■ **Activity**:
Scan the entries below for the word "Security". Copy out every line in which it occurs.

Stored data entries
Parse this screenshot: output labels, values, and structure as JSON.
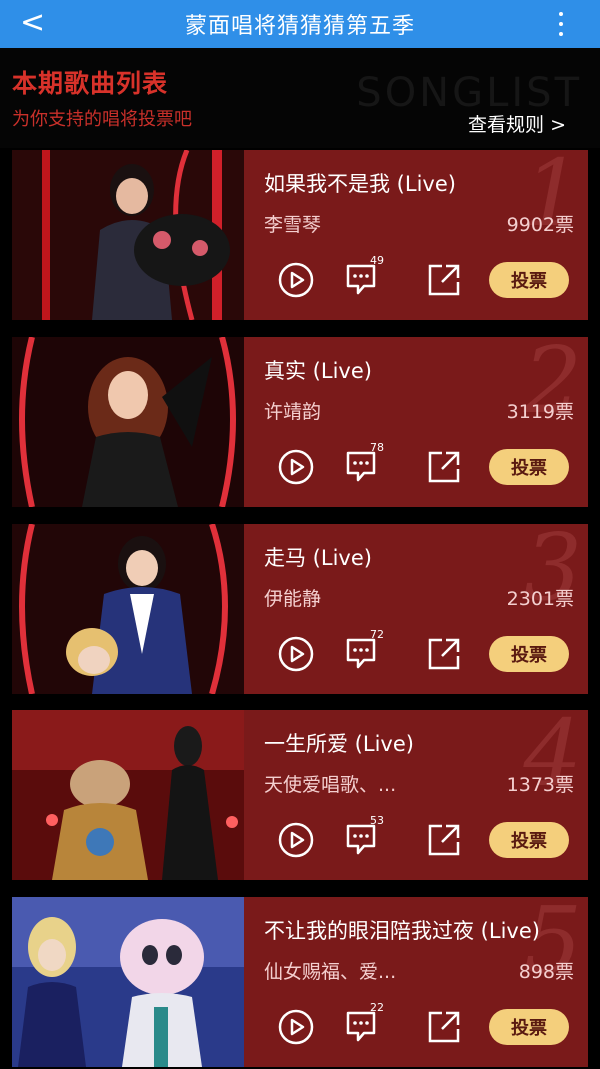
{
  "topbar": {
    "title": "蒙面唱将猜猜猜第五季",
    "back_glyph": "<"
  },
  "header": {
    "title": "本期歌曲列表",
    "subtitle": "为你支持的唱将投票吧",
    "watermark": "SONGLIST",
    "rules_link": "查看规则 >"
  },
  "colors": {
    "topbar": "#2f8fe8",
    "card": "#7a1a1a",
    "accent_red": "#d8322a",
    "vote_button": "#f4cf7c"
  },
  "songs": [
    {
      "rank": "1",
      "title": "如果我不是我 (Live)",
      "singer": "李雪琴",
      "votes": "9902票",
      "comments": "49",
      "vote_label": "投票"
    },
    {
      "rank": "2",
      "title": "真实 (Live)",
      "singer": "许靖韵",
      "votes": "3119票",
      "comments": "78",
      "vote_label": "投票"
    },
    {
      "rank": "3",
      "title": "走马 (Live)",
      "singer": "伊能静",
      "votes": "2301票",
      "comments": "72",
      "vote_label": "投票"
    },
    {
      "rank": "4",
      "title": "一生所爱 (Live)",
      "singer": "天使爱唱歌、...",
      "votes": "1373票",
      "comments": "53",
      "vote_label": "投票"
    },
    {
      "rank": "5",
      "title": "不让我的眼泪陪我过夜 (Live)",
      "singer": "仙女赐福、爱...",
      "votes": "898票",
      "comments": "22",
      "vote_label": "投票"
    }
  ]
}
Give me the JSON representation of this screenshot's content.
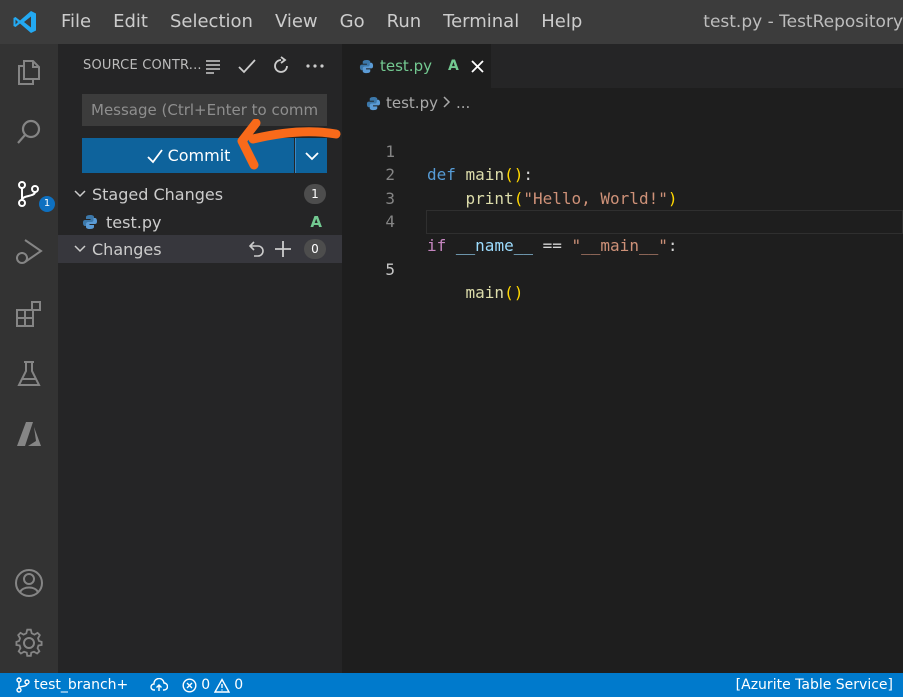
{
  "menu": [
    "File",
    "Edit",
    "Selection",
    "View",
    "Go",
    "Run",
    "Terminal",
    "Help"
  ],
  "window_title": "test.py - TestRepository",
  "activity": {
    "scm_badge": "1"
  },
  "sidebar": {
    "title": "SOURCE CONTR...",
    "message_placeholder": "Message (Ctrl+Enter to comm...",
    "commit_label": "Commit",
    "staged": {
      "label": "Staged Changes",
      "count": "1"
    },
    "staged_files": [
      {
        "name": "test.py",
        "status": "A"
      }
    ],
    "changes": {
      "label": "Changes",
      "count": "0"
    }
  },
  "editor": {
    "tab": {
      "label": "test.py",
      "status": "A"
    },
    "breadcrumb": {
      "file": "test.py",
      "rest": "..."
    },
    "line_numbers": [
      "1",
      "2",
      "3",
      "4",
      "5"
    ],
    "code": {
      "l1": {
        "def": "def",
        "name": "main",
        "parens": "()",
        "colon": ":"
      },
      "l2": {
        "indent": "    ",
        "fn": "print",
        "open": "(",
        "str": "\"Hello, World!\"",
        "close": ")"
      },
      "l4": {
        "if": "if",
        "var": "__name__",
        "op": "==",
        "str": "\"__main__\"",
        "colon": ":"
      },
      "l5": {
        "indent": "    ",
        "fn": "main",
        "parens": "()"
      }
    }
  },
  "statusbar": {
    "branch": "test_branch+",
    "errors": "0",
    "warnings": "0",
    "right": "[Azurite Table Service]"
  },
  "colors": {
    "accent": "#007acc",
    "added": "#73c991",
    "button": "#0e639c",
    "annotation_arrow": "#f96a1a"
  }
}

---

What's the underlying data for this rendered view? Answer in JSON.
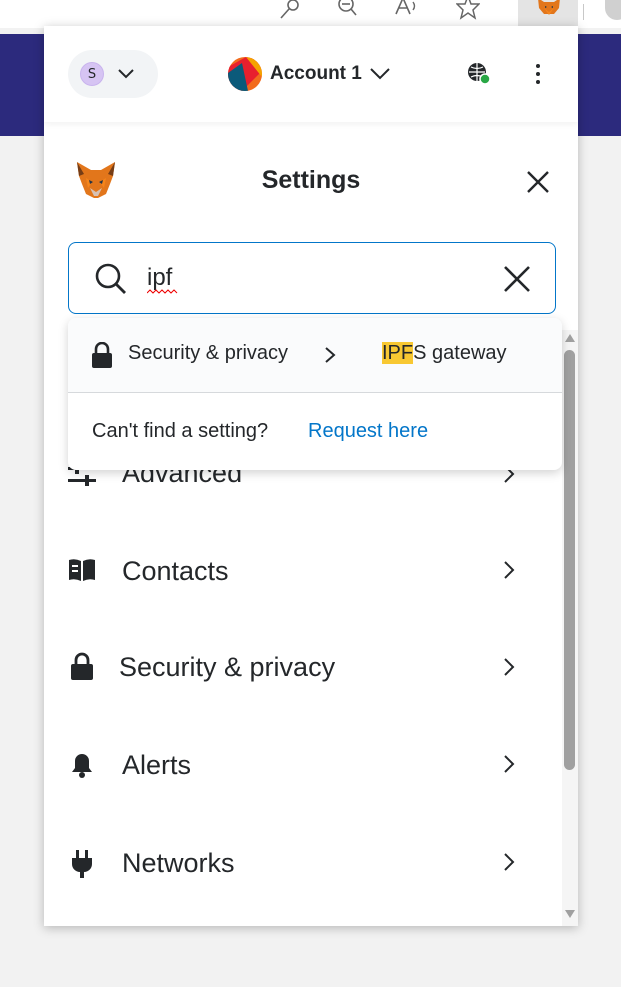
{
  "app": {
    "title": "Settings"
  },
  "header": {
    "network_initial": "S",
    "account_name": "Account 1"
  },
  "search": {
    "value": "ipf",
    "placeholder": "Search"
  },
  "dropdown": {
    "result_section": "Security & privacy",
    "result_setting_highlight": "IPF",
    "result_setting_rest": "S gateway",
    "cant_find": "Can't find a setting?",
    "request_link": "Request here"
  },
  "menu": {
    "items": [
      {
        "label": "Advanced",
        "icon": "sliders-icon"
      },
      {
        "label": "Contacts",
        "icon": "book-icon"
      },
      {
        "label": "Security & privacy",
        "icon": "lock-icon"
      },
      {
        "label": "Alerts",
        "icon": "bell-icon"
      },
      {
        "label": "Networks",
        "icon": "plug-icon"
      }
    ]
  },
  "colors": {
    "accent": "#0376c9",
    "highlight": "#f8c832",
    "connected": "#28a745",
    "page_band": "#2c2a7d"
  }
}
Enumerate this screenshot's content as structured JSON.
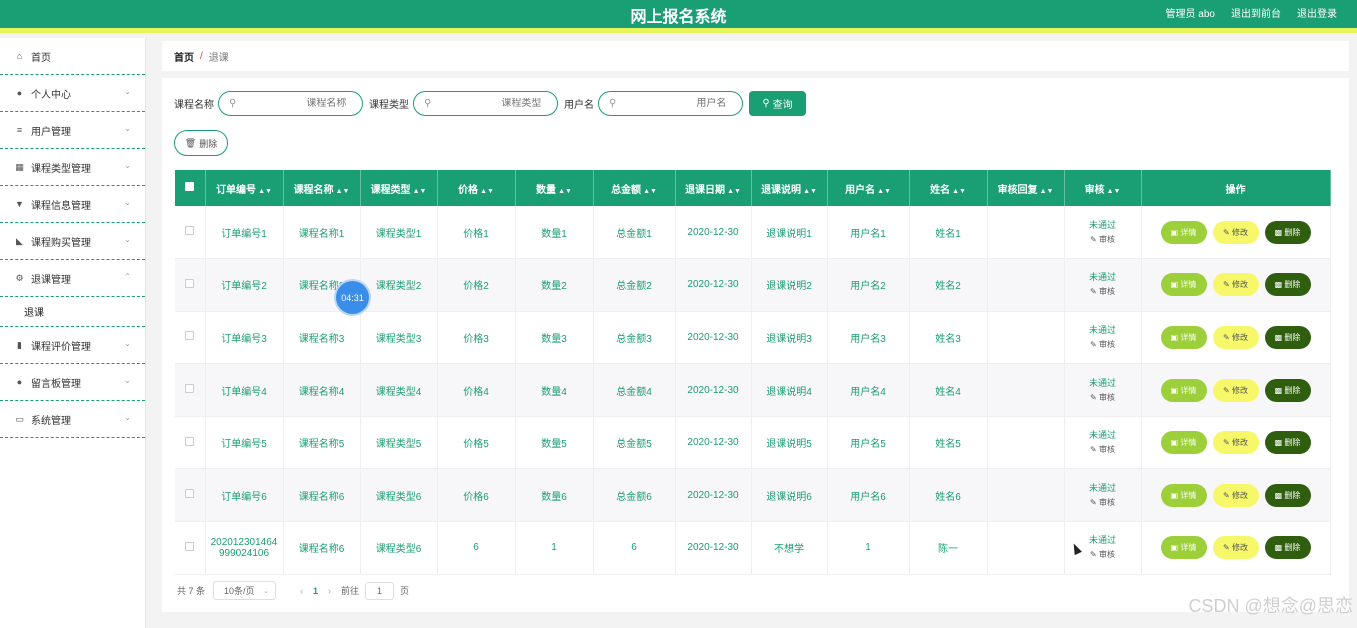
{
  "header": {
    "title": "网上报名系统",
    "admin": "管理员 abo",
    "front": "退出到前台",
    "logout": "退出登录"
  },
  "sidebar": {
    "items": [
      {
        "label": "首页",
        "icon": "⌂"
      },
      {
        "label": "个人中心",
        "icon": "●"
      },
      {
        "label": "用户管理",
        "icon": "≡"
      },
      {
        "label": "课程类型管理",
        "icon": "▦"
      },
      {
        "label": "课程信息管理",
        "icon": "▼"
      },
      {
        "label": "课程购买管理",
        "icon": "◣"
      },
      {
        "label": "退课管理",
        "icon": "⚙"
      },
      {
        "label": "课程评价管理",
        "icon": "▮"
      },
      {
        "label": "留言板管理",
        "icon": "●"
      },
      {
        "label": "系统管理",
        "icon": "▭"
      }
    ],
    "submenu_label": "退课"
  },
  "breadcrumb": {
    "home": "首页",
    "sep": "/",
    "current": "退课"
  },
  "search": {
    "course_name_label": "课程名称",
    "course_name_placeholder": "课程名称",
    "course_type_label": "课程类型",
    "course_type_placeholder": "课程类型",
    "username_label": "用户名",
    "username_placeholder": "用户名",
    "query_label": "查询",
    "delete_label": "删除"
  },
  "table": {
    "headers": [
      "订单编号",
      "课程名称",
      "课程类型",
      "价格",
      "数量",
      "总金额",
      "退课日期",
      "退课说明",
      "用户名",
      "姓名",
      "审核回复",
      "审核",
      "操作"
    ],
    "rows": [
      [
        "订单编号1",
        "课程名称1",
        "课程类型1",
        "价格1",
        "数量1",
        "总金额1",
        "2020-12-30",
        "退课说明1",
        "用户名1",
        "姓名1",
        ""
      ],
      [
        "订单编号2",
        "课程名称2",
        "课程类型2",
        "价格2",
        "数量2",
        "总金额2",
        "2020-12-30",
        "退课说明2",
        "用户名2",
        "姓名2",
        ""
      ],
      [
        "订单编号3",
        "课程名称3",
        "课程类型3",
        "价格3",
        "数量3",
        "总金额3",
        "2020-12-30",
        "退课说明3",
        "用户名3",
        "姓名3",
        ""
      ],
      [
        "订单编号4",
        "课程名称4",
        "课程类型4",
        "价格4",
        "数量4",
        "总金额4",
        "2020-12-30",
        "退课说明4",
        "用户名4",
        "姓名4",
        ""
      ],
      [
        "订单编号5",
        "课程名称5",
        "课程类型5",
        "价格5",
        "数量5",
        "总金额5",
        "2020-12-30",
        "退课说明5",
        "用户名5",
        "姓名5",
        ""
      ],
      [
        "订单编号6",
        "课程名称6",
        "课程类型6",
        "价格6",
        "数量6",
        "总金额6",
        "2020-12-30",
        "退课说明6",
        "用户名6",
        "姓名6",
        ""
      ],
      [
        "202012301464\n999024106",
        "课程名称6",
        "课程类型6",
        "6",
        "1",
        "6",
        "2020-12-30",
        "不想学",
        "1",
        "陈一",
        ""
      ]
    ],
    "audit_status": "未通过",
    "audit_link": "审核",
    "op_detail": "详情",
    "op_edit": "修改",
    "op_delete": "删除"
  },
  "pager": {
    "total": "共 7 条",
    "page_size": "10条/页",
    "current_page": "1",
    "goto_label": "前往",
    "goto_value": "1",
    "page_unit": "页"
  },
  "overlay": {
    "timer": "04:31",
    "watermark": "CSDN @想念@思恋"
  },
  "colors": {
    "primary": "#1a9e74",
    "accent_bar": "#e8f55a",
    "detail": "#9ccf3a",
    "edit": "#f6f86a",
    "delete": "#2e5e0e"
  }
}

■ **Exercise output**:
    "result_section": "Security & privacy",
        "label": "Security & privacy",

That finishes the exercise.